# Directions:
The full listing, returned exactly and free of pictures, is the expected answer.

-.-.-

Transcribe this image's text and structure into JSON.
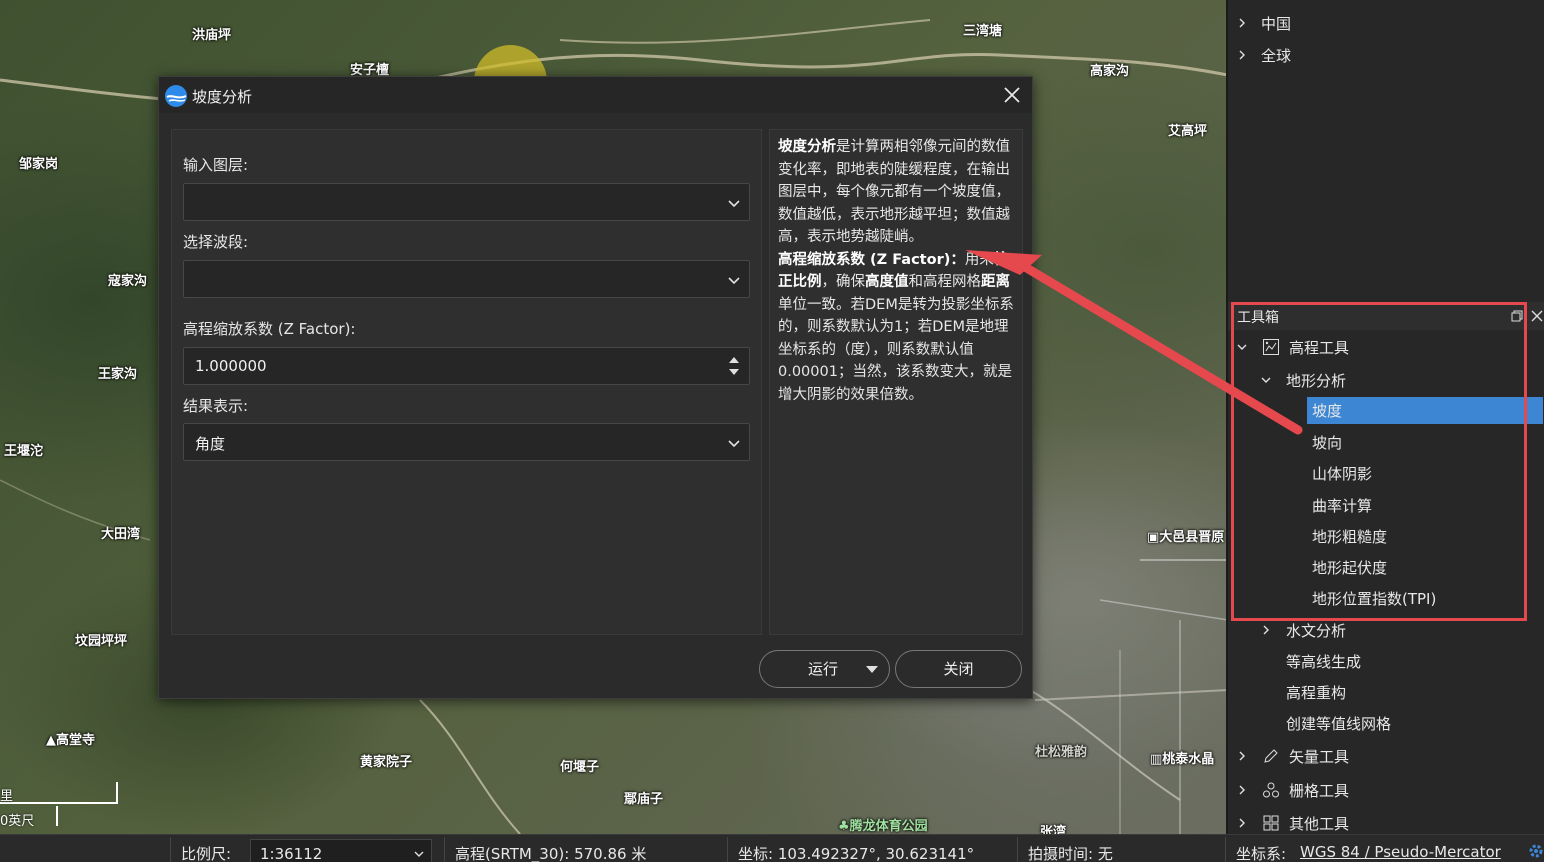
{
  "map": {
    "places": [
      {
        "name": "洪庙坪"
      },
      {
        "name": "安子檀"
      },
      {
        "name": "三湾塘"
      },
      {
        "name": "高家沟"
      },
      {
        "name": "邹家岗"
      },
      {
        "name": "艾高坪"
      },
      {
        "name": "寇家沟"
      },
      {
        "name": "王家沟"
      },
      {
        "name": "王堰沱"
      },
      {
        "name": "大田湾"
      },
      {
        "name": "坟园坪坪"
      },
      {
        "name": "高堂寺"
      },
      {
        "name": "黄家院子"
      },
      {
        "name": "何堰子"
      },
      {
        "name": "鄢庙子"
      },
      {
        "name": "大邑县晋原"
      },
      {
        "name": "桃泰水晶"
      },
      {
        "name": "腾龙体育公园"
      },
      {
        "name": "杜松雅韵"
      },
      {
        "name": "张湾"
      }
    ],
    "scale_bar": {
      "top_label": "里",
      "bottom_label": "0英尺"
    }
  },
  "dialog": {
    "title": "坡度分析",
    "fields": {
      "input_layer_label": "输入图层:",
      "input_layer_value": "",
      "band_label": "选择波段:",
      "band_value": "",
      "zfactor_label": "高程缩放系数 (Z Factor):",
      "zfactor_value": "1.000000",
      "result_label": "结果表示:",
      "result_value": "角度"
    },
    "help": {
      "p1_bold": "坡度分析",
      "p1_text": "是计算两相邻像元间的数值变化率，即地表的陡缓程度，在输出图层中，每个像元都有一个坡度值，数值越低，表示地形越平坦；数值越高，表示地势越陡峭。",
      "p2_bold1": "高程缩放系数 (Z Factor)：",
      "p2_text1": "用来",
      "p2_bold2": "校正比例",
      "p2_text2": "，确保",
      "p2_bold3": "高度值",
      "p2_text3": "和高程网格",
      "p2_bold4": "距离",
      "p2_text4": "单位一致。若DEM是转为投影坐标系的，则系数默认为1；若DEM是地理坐标系的（度），则系数默认值0.00001；当然，该系数变大，就是增大阴影的效果倍数。"
    },
    "buttons": {
      "run": "运行",
      "close": "关闭"
    }
  },
  "layers_tree": {
    "items": [
      {
        "label": "中国"
      },
      {
        "label": "全球"
      }
    ]
  },
  "toolbox": {
    "title": "工具箱",
    "elevation_tools": "高程工具",
    "terrain_analysis": "地形分析",
    "terrain_items": [
      {
        "label": "坡度"
      },
      {
        "label": "坡向"
      },
      {
        "label": "山体阴影"
      },
      {
        "label": "曲率计算"
      },
      {
        "label": "地形粗糙度"
      },
      {
        "label": "地形起伏度"
      },
      {
        "label": "地形位置指数(TPI)"
      }
    ],
    "hydro": "水文分析",
    "contour_gen": "等高线生成",
    "elev_rebuild": "高程重构",
    "contour_grid": "创建等值线网格",
    "vector_tools": "矢量工具",
    "raster_tools": "栅格工具",
    "other_tools": "其他工具"
  },
  "status_bar": {
    "scale_label": "比例尺:",
    "scale_value": "1:36112",
    "elevation": "高程(SRTM_30):  570.86 米",
    "coords": "坐标:  103.492327°, 30.623141°",
    "capture_time": "拍摄时间:  无",
    "crs_label": "坐标系:",
    "crs_value": "WGS 84 / Pseudo-Mercator"
  },
  "colors": {
    "selection": "#3d86d4",
    "highlight_box": "#e5484d",
    "annotation_arrow": "#e5484d",
    "cursor_marker": "#d2be28"
  }
}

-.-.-

# Result:
Transcribe this image's text and structure into JSON.
{
  "map": {
    "places": [
      {
        "name": "洪庙坪"
      },
      {
        "name": "安子檀"
      },
      {
        "name": "三湾塘"
      },
      {
        "name": "高家沟"
      },
      {
        "name": "邹家岗"
      },
      {
        "name": "艾高坪"
      },
      {
        "name": "寇家沟"
      },
      {
        "name": "王家沟"
      },
      {
        "name": "王堰沱"
      },
      {
        "name": "大田湾"
      },
      {
        "name": "坟园坪坪"
      },
      {
        "name": "高堂寺"
      },
      {
        "name": "黄家院子"
      },
      {
        "name": "何堰子"
      },
      {
        "name": "鄢庙子"
      },
      {
        "name": "大邑县晋原"
      },
      {
        "name": "桃泰水晶"
      },
      {
        "name": "腾龙体育公园"
      },
      {
        "name": "杜松雅韵"
      },
      {
        "name": "张湾"
      }
    ],
    "scale_bar": {
      "top_label": "里",
      "bottom_label": "0英尺"
    }
  },
  "dialog": {
    "title": "坡度分析",
    "fields": {
      "input_layer_label": "输入图层:",
      "input_layer_value": "",
      "band_label": "选择波段:",
      "band_value": "",
      "zfactor_label": "高程缩放系数 (Z Factor):",
      "zfactor_value": "1.000000",
      "result_label": "结果表示:",
      "result_value": "角度"
    },
    "help": {
      "p1_bold": "坡度分析",
      "p1_text": "是计算两相邻像元间的数值变化率，即地表的陡缓程度，在输出图层中，每个像元都有一个坡度值，数值越低，表示地形越平坦；数值越高，表示地势越陡峭。",
      "p2_bold1": "高程缩放系数 (Z Factor)：",
      "p2_text1": "用来",
      "p2_bold2": "校正比例",
      "p2_text2": "，确保",
      "p2_bold3": "高度值",
      "p2_text3": "和高程网格",
      "p2_bold4": "距离",
      "p2_text4": "单位一致。若DEM是转为投影坐标系的，则系数默认为1；若DEM是地理坐标系的（度），则系数默认值0.00001；当然，该系数变大，就是增大阴影的效果倍数。"
    },
    "buttons": {
      "run": "运行",
      "close": "关闭"
    }
  },
  "layers_tree": {
    "items": [
      {
        "label": "中国"
      },
      {
        "label": "全球"
      }
    ]
  },
  "toolbox": {
    "title": "工具箱",
    "elevation_tools": "高程工具",
    "terrain_analysis": "地形分析",
    "terrain_items": [
      {
        "label": "坡度"
      },
      {
        "label": "坡向"
      },
      {
        "label": "山体阴影"
      },
      {
        "label": "曲率计算"
      },
      {
        "label": "地形粗糙度"
      },
      {
        "label": "地形起伏度"
      },
      {
        "label": "地形位置指数(TPI)"
      }
    ],
    "hydro": "水文分析",
    "contour_gen": "等高线生成",
    "elev_rebuild": "高程重构",
    "contour_grid": "创建等值线网格",
    "vector_tools": "矢量工具",
    "raster_tools": "栅格工具",
    "other_tools": "其他工具"
  },
  "status_bar": {
    "scale_label": "比例尺:",
    "scale_value": "1:36112",
    "elevation": "高程(SRTM_30):  570.86 米",
    "coords": "坐标:  103.492327°, 30.623141°",
    "capture_time": "拍摄时间:  无",
    "crs_label": "坐标系:",
    "crs_value": "WGS 84 / Pseudo-Mercator"
  },
  "colors": {
    "selection": "#3d86d4",
    "highlight_box": "#e5484d",
    "annotation_arrow": "#e5484d",
    "cursor_marker": "#d2be28"
  }
}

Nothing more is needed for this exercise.